As he searches for efficiencies in government, Brown (D) recently concluded that the council was wasting thousands of dollars each month because it had an outdated group rate for members and employees.
Most council members and about 30 senior staff members use government-issued cellphones or BlackBerrys paid for through the council’s $19 million annual budget. Over the past 16 months, they spent about $61,000 talking, e-mailing and texting, according to the records.
For a majority of council and staff members, monthly bills were no greater than what many consumers pay for basic cellphone service, between $50 and $75 per month.
But some members’ bills regularly exceeded $100 a month, causing the council’s secretary, Nyasha Smith, to renegotiate the council’s contract with AT&T. The move is expected to lower bills by about a third.
“This is about all of us looking at different ways to save money and bringing down the cost of the government,” Brown said. “This is just one small piece . . . but anytime you can save 30 percent, that is significant.”
Under the new plan, which takes effect this month, the 40 people issued phones will share a pool of 18,000 voice minutes per month. They also will get unlimited data and text messaging within the continental United States.

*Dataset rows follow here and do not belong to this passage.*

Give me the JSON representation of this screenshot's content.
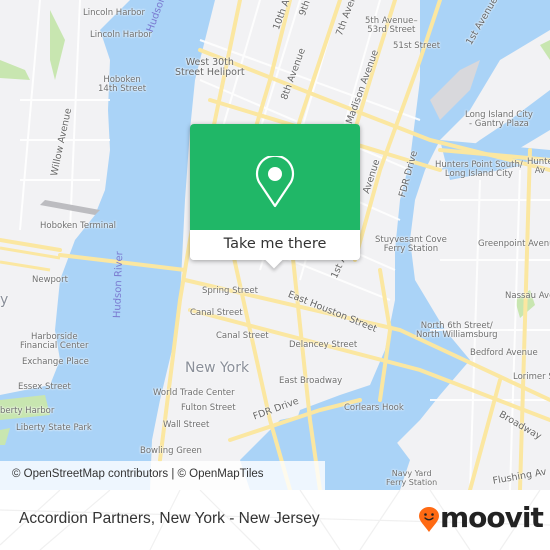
{
  "map": {
    "colors": {
      "water": "#aad3f7",
      "land": "#f2f2f4",
      "road_major": "#fbe7a1",
      "park": "#c8e6b0",
      "accent": "#20b767",
      "brand": "#ff6a13"
    },
    "labels": {
      "lincoln_harbor_1": "Lincoln Harbor",
      "lincoln_harbor_2": "Lincoln Harbor",
      "hoboken_14th": "Hoboken\n14th Street",
      "hudson_river_top": "Hudson River",
      "west_30th": "West 30th\nStreet Heliport",
      "willow_ave": "Willow Avenue",
      "hoboken_terminal": "Hoboken Terminal",
      "tenth_ave": "10th Av",
      "ninth_ave": "9th",
      "seventh_ave": "7th Avenue",
      "eighth_ave": "8th Avenue",
      "madison_ave": "Madison Avenue",
      "fifth_ave_53": "5th Avenue–\n53rd Street",
      "st51": "51st Street",
      "first_ave_top": "1st Avenue",
      "lic_gantry": "Long Island City\n- Gantry Plaza",
      "hunters_point": "Hunters Point South/\nLong Island City",
      "hunters_ave": "Hunte\nAv",
      "fdr_drive_top": "FDR Drive",
      "avenue_mid": "Avenue",
      "stuyvesant": "Stuyvesant Cove\nFerry Station",
      "greenpoint_ave": "Greenpoint Avenue",
      "nassau_ave": "Nassau Ave",
      "newport": "Newport",
      "hudson_river_mid": "Hudson River",
      "jersey_city": "y",
      "harborside": "Harborside\nFinancial Center",
      "exchange_place": "Exchange Place",
      "essex_street": "Essex Street",
      "liberty_harbor": "berty Harbor",
      "liberty_state_park": "Liberty State Park",
      "spring_street": "Spring Street",
      "canal_street_1": "Canal Street",
      "canal_street_2": "Canal Street",
      "new_york": "New York",
      "wtc": "World Trade Center",
      "fulton": "Fulton Street",
      "wall_street": "Wall Street",
      "bowling_green": "Bowling Green",
      "east_houston": "East Houston Street",
      "first_ave_mid": "1st A",
      "delancey": "Delancey Street",
      "east_broadway": "East Broadway",
      "fdr_drive_bottom": "FDR Drive",
      "corlears_hook": "Corlears Hook",
      "n6th_street": "North 6th Street/\nNorth Williamsburg",
      "bedford_ave": "Bedford Avenue",
      "lorimer": "Lorimer S",
      "broadway": "Broadway",
      "navy_yard": "Navy Yard\nFerry Station",
      "flushing_ave": "Flushing Av"
    },
    "attribution": "© OpenStreetMap contributors | © OpenMapTiles"
  },
  "popup": {
    "icon": "map-pin-icon",
    "button_label": "Take me there"
  },
  "footer": {
    "title": "Accordion Partners, New York - New Jersey",
    "brand": "moovit"
  }
}
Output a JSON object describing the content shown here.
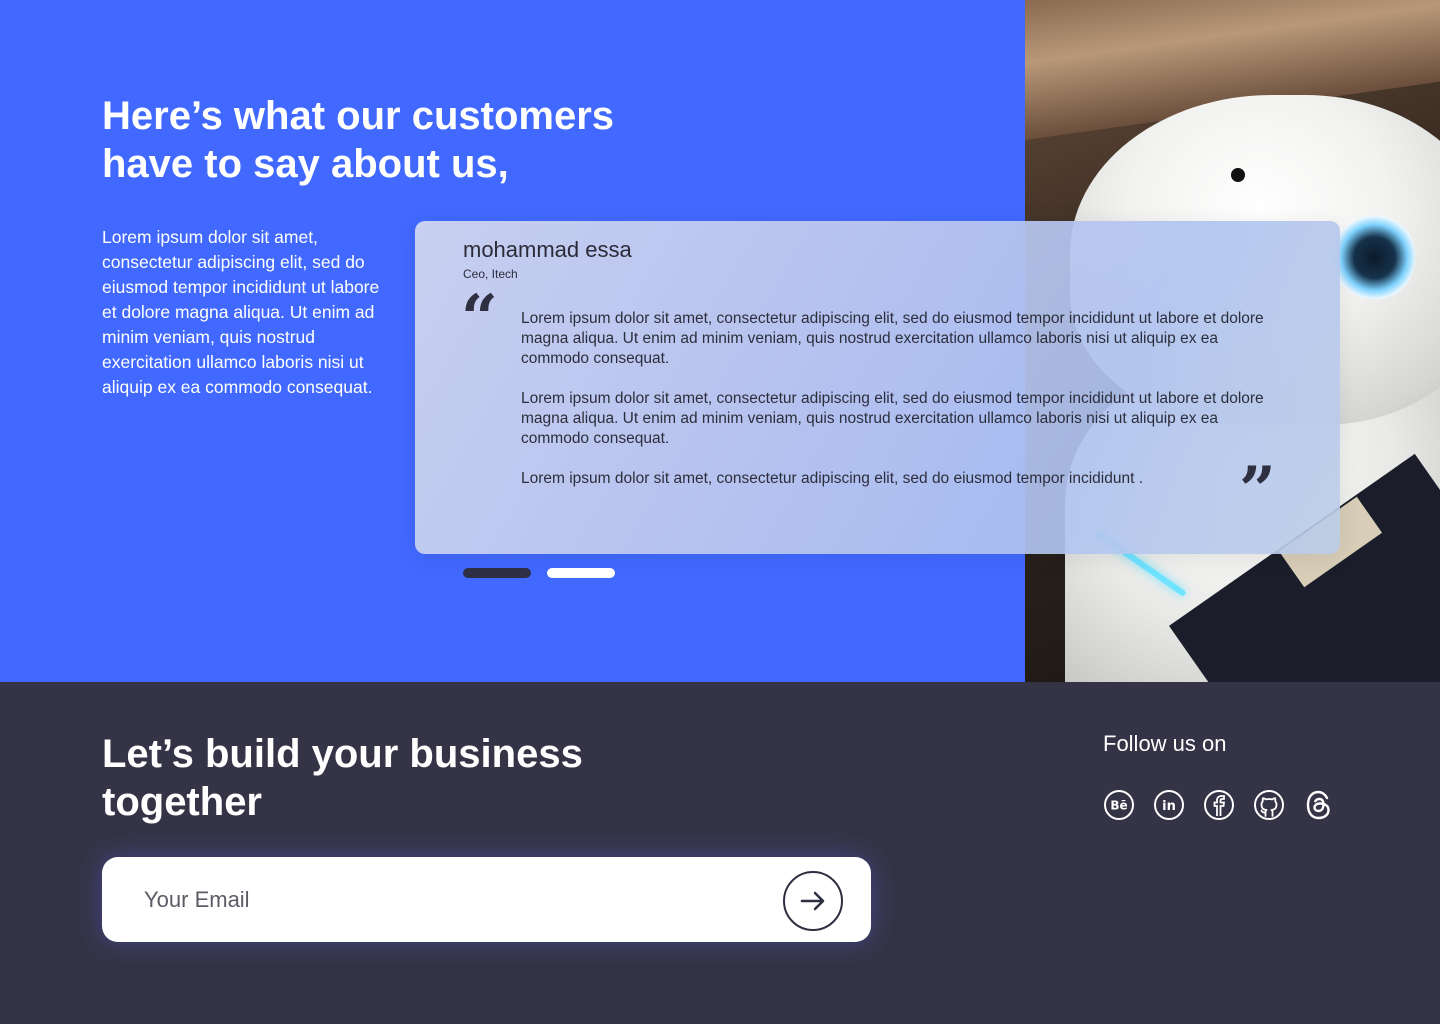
{
  "hero": {
    "title_line1": "Here’s what our customers",
    "title_line2": "have to say about us,",
    "description": "Lorem ipsum dolor sit amet, consectetur adipiscing elit, sed do eiusmod tempor incididunt ut labore et dolore magna aliqua. Ut enim ad minim veniam, quis nostrud exercitation ullamco laboris nisi ut aliquip ex ea commodo consequat.",
    "background_color": "#4169ff"
  },
  "testimonial": {
    "name": "mohammad essa",
    "role": "Ceo, Itech",
    "quote_open": "“",
    "quote_close": "”",
    "paragraphs": [
      "Lorem ipsum dolor sit amet, consectetur adipiscing elit, sed do eiusmod tempor incididunt ut labore et dolore magna aliqua. Ut enim ad minim veniam, quis nostrud exercitation ullamco laboris nisi ut aliquip ex ea commodo consequat.",
      "Lorem ipsum dolor sit amet, consectetur adipiscing elit, sed do eiusmod tempor incididunt ut labore et dolore magna aliqua. Ut enim ad minim veniam, quis nostrud exercitation ullamco laboris nisi ut aliquip ex ea commodo consequat.",
      "Lorem ipsum dolor sit amet, consectetur adipiscing elit, sed do eiusmod tempor incididunt ."
    ]
  },
  "carousel": {
    "active_index": 0,
    "count": 2,
    "active_color": "#2e2f45",
    "inactive_color": "#ffffff"
  },
  "footer": {
    "title_line1": "Let’s build your business",
    "title_line2": "together",
    "email_placeholder": "Your Email",
    "follow_label": "Follow us on",
    "background_color": "#353446",
    "socials": [
      "behance-icon",
      "linkedin-icon",
      "facebook-icon",
      "github-icon",
      "threads-icon"
    ]
  }
}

Council officials were unable to provide details of the previous plan but said it did not appear to be a generous group rate for data and messaging. Compounding the costs, some members and staff were not keeping close tabs on roaming fees, Brown said.
Council member Muriel Bowser (D-Ward 4) had the highest average bill over the past 16 months. Last year, Bowser incurred $3,016 in charges, costing taxpayers about $251 per month. Bowser’s bill reached $734.45 in August, records show.
Bowser attributed the surge to “international roaming charges” when she was on vacation. Bowser, who sits on the Washington Metropolitan Area Transit Authority board, said she had to participate in a WMATA conference call during the trip.
“I am always on duty, check in with my office and available on my BlackBerry at all times, even while on vacation,” Bowser said.
In July, council member Michael A. Brown’s monthly bill reached $1,083. A month later, Brown’s cellphone cost taxpayers $409.09.
“It is our understanding that those charges were for data usage for official e-mails he received while on travel,” Michael A. Brown’s office said in a statement. “I am always accessible to my colleagues, staff, and constituents who e-mail me at any time — regardless of time of day or location,” the council member said.
In addition to the chairman, Bowser and Michael A. Brown, Jack Evans (D-Ward 2), Mary M. Cheh (D-Ward 3), David A. Catania (I-At Large), Vincent B. Orange (D-At Large), Yvette M. Alexander (D-Ward 7) and Phil Mendelson (D-At Large) are listed in records as having council-issued phones. Their bills usually ranged from $50 to $150 per month.
Members can also request phones for staff members. In a few cases, some staff members were responsible for hundreds of dollars in monthly charges.
With the unlimited data under the new AT&T plan, Brown hopes to keep costs down without keeping members from answering constituents’ or staff members’ e-mails.
One thing won’t change under the plan: Council members will need to temporarily upgrade to an international plan before they travel outside the country — or risk those pesky roaming charges.